Life After Death In Ad Land
"This basically challenges the perception out there that people are abandoning television or going to the Internet or doing other things that take away from television viewing activity," said David Poltrack, executive vice president for research and planning at CBS. "The pervasiveness of the medium is not being eroded."
The National Association of Broadcasters, a lobby for more than 8,300 free, local radio and television stations and the broadcast networks, issued a release that read in part: "Media buyers and planners might want to note that police confirmed Ricardo's set was tuned to a broadcast network, not a cable station or a satellite provider. Nor was he playing a video game. In an entire year, he watched free TV and only free TV. If anyone wants an example of the stickiness of free TV programming, they need only look to Southampton."
The Television Bureau of Advertising, a not-for-profit trade association that promotes the benefits of local broadcast television to the advertising community, said via a spokesman: "Not only was Mr. Ricardo an avid consumer of TV programming, he clearly stayed in his local DMA, so was the perfect target for marketers determined to impact retail sales at the local level."
The American Society of Magazine Editors, the professional organization for editors of consumer magazines and business publications, noted on its Web site that "Mr. Ricardo's mailbox was jammed with magazines, giving solid proof that Americans indeed have a 'wantedness' relationship with their periodicals. Like so many readers, he saved his back issues (not just National Geographic or Playboy). Who is to say that a curious neighbor didn't stop by the overflowing box and glance though an issue or two? There you have a great example of pass-along readership. And it didn't involve a doctor's waiting room--where the last person who picked up that magazine probably had something highly contagious and incurable."
The American Advertising Federation, which protects and promotes the well-being of advertising, issued a statement that called Ricardo "an ideal audience for ad messages. This was a guy who didn't use TiVo to skip over commercials or use his remote to avoid them. He didn't even leave the room for trips to the kitchen or the bathroom. It just shows that at the end of the day (so to speak) consumers enjoy watching TV commercials."

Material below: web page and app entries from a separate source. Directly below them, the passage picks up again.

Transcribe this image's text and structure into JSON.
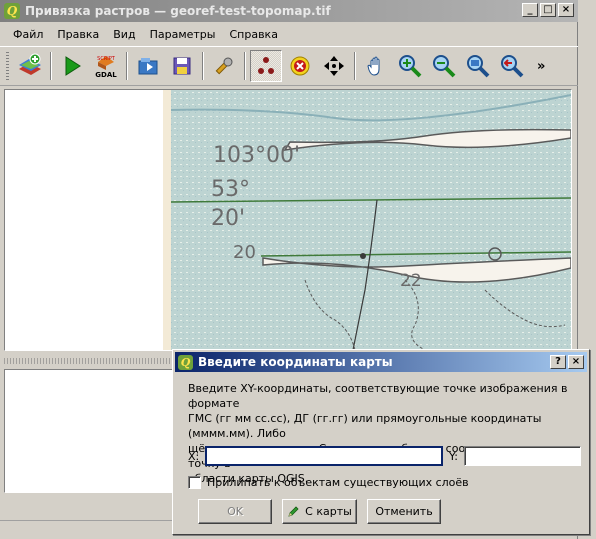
{
  "window": {
    "title": "Привязка растров — georef-test-topomap.tif",
    "controls": [
      "_",
      "□",
      "×"
    ]
  },
  "menu": [
    "Файл",
    "Правка",
    "Вид",
    "Параметры",
    "Справка"
  ],
  "toolbar": {
    "overflow": "»",
    "icons": [
      "open-raster-icon",
      "start-georef-icon",
      "generate-gdal-script-icon",
      "load-gcp-icon",
      "save-gcp-icon",
      "settings-icon",
      "add-point-icon",
      "delete-point-icon",
      "move-point-icon",
      "pan-icon",
      "zoom-in-icon",
      "zoom-out-icon",
      "zoom-to-layer-icon",
      "zoom-last-icon"
    ],
    "gdal_badge": "GDAL",
    "gdal_badge_top": "SCRIPT"
  },
  "map": {
    "labels": [
      "103°00'",
      "53°",
      "20'",
      "20",
      "22"
    ]
  },
  "dialog": {
    "title": "Введите координаты карты",
    "help": "?",
    "close": "×",
    "description_lines": [
      "Введите XY-координаты, соответствующие точке изображения в формате",
      "ГМС (гг мм сс.сс), ДГ (гг.гг) или прямоугольные координаты (мммм.мм). Либо",
      "щёлкните на кнопке «С карты» и выберите соответствующую точку в",
      "области карты QGIS."
    ],
    "x_label": "X:",
    "y_label": "Y:",
    "x_value": "",
    "y_value": "",
    "snap_label": "Прилипать к объектам существующих слоёв",
    "snap_checked": false,
    "ok_label": "OK",
    "from_canvas_label": "С карты",
    "cancel_label": "Отменить"
  }
}
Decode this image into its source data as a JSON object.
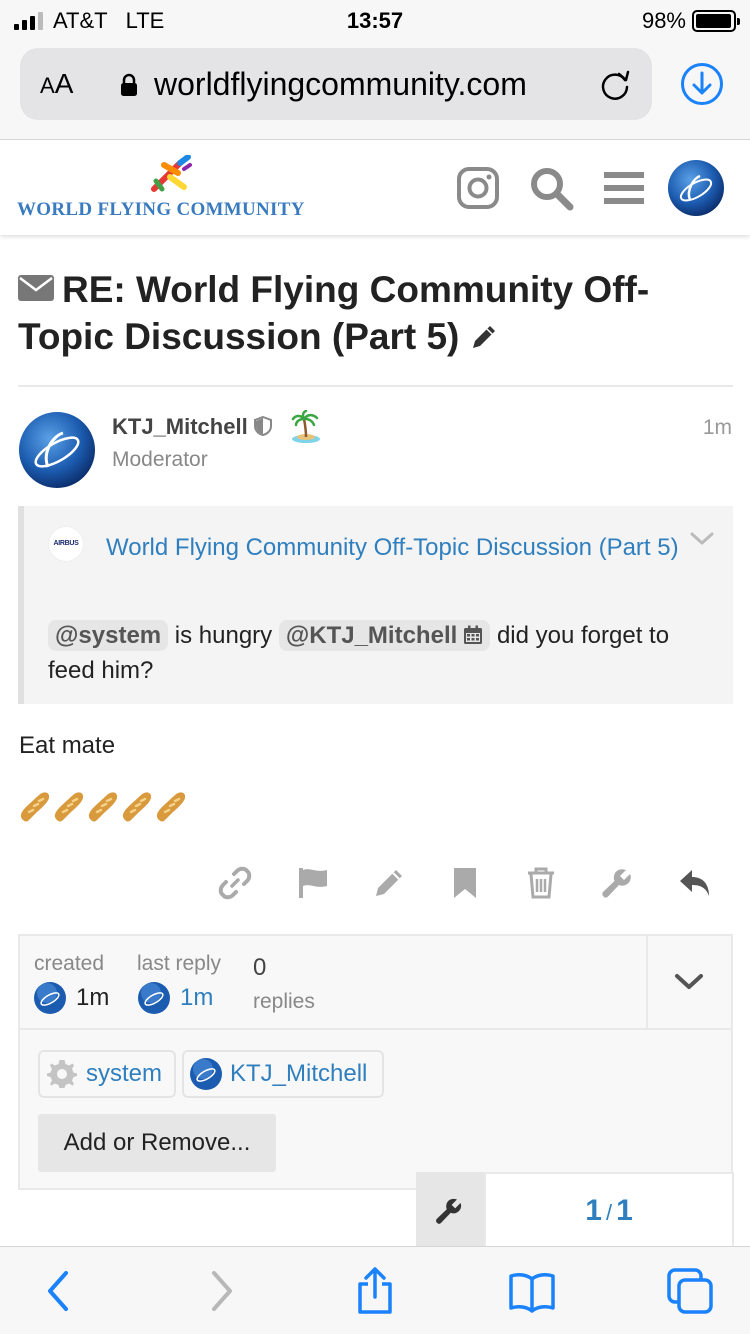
{
  "status_bar": {
    "carrier": "AT&T",
    "network": "LTE",
    "time": "13:57",
    "battery": "98%",
    "battery_level": 0.98
  },
  "browser": {
    "aa_small": "A",
    "aa_large": "A",
    "url": "worldflyingcommunity.com"
  },
  "site": {
    "logo_text": "WORLD FLYING COMMUNITY"
  },
  "topic": {
    "title": "RE: World Flying Community Off-Topic Discussion (Part 5)"
  },
  "post": {
    "username": "KTJ_Mitchell",
    "user_title": "Moderator",
    "time": "1m",
    "quote": {
      "avatar_text": "AIRBUS",
      "title": "World Flying Community Off-Topic Discussion (Part 5)",
      "mention_1": "@system",
      "text_1": " is hungry ",
      "mention_2": "@KTJ_Mitchell",
      "text_2": " did you forget to feed him?"
    },
    "body": "Eat mate"
  },
  "topic_map": {
    "created_label": "created",
    "created_value": "1m",
    "last_reply_label": "last reply",
    "last_reply_value": "1m",
    "replies_count": "0",
    "replies_label": "replies",
    "participants": [
      {
        "name": "system"
      },
      {
        "name": "KTJ_Mitchell"
      }
    ],
    "add_button": "Add or Remove..."
  },
  "timeline": {
    "current": "1",
    "separator": "/",
    "total": "1"
  },
  "colors": {
    "link": "#2f7fbf",
    "ios_blue": "#1a82fb"
  }
}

A spokesperson for the NCTA, the principal trade association for the U.S. cable industry, said that since Ricardo's cable service had been suspended for nonpayment, saying he liked free TV was "a misconstruction of the facts." And that: "Perhaps there is a direct link between Mr. Ricardo's death and what he might have been watching."
The Syndicated Network Television Association, which represents television program syndicators whose programs air nationwide, issued a statement calling the spokesperson for the NCTA "a moron, who ought to be taken out and caned with a stick of bamboo."
The LCD TV Association, a global, nonprofit trade association formed to help the entire LCD supply chain and retail channel through to the end consumer, said in an interview with a 12-year-old blogger in Sweden that "watching a digital LCD rather than 'an outdated' analog set would have made Mr. Ricardo's final days a bit more enjoyable."
The Electronic Retailing Association, the trade association for companies who use the power of direct response to sell goods and services to the public on television, online, and on radio, posted this statement on its Web site: "Although Mr. Ricardo hadn't directly responded to any form of media in the past 12 months, he is probably in a better place now," and reassured advertisers, "But we can still reach him."
The story you have just read is an attempt to blend fact and fiction in a manner that provokes thought, and on a good day, merriment. It would be ill-advised to take any of it literally. Take it, rather, with the same humor with which it is intended. Cut and paste or link to it at your own peril.